The Marburg swarm box is a useful addition to any
beekeeper's kit... It can be used in several ways and no doubt other
ways that I have not detailed are also possible.
It is a device for separating young nurse bees from older
foraging bees. You may require extra nurse bees in various breeding
activities, including populating mating nucs and filling queen
traveling cages with attendant worker bees.
By using mainly young bees for filling mating nucs we
eliminate the possibility of the older bees flying away and depleting
Have available a pressure bottle type sprayer either full of
water or water with about a teaspoon of sugar per pint added. (I
personally use "Fox's Glacier Mints" for this purpose as the
peppermint scent helps to form the bees from different hives into a
The box will hold 5 or perhaps 6 frames, but for this
purpose it is used without any frames inside. All openings and flaps
are closed and the hinged funnel is set open with about a 100 mm
gap at the mouth. Frames of bees from the donor colony are first very
lightly shaken so that the older flying bees take to the air. Then the
frames are held within the funnel and shaken sharply downwards to
dislodge almost all bees. The bees that end up in a heap at the bottom
of the funnel still contain both young and old bees, but a high
proportion of young bees will migrate through the queen excluder into
the dark interior of the box, whereas the older bees tend to walk
upwards and take off into the air.
This separation method is not perfect, but after a dozen or
so frames of bees have been shaken into the funnel a high proportion
of the bees in the box will be "young".
Close the funnel and jolt the box sharply on the ground,
then quickly open the box and spray the liquid liberally on the bees.
The wet, slightly sticky bees can then be portioned out into
the mating nucs using a ladle or a plastic drinks machine cup (which
holds about 1,000 bees). Shut the bees in the nuc and leave in a cool
place overnight. The grooming and cleaning knits the bees into a
colony during this calm period.
Add you queencell and let the bees fly on the following day
or if your mating nuc is in the same apiary as the original source of
bees... Make your preparations a day earlier and confine the bees for
one and a half days instead of overnight.
There is a demonstration of this technique on the BIBBA
video that was originally titled "Locko Park 88", this has
been renamed recently and now carries the title "BIBBA
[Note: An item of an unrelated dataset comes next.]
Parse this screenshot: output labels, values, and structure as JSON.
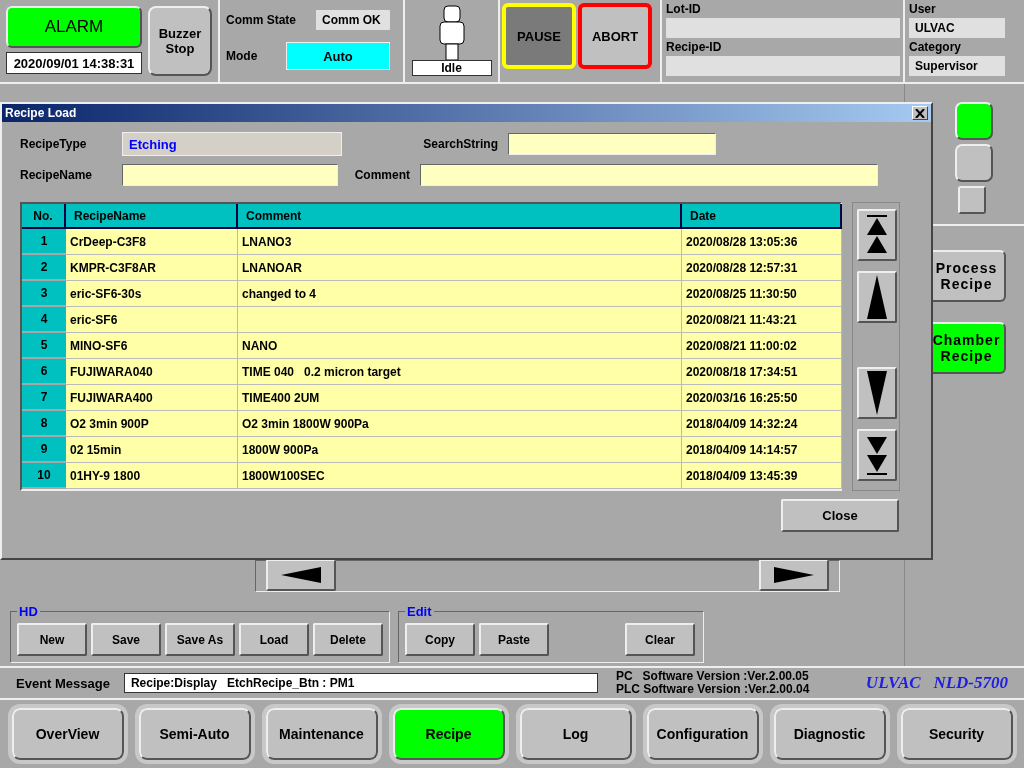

- Queen Rearing", I can personally recommend this video as a
sensible approach to queen rearing.
The Marburg box can also be used for filling queen cages with
attendants. A different lid is used that holds a row of inverted cages
for the bees to walk into and the spraying operation is omitted.)
(This special lid will be detailed later on the page that deals with
The Marburg box will carry... Swarms, loose bees, frames of
bees, packages of bees or complete nuclei. The small hinged panel can
be opened to expose the ventilating screen and the small, closable
entrance can be used to allow bees to fly if they are to be kept in
one place for any particular day. I have used such a swarm box as a
safe place to store a few frames containing honey or even to carry
honey frames away from an apiary.
Written... 19 November 2002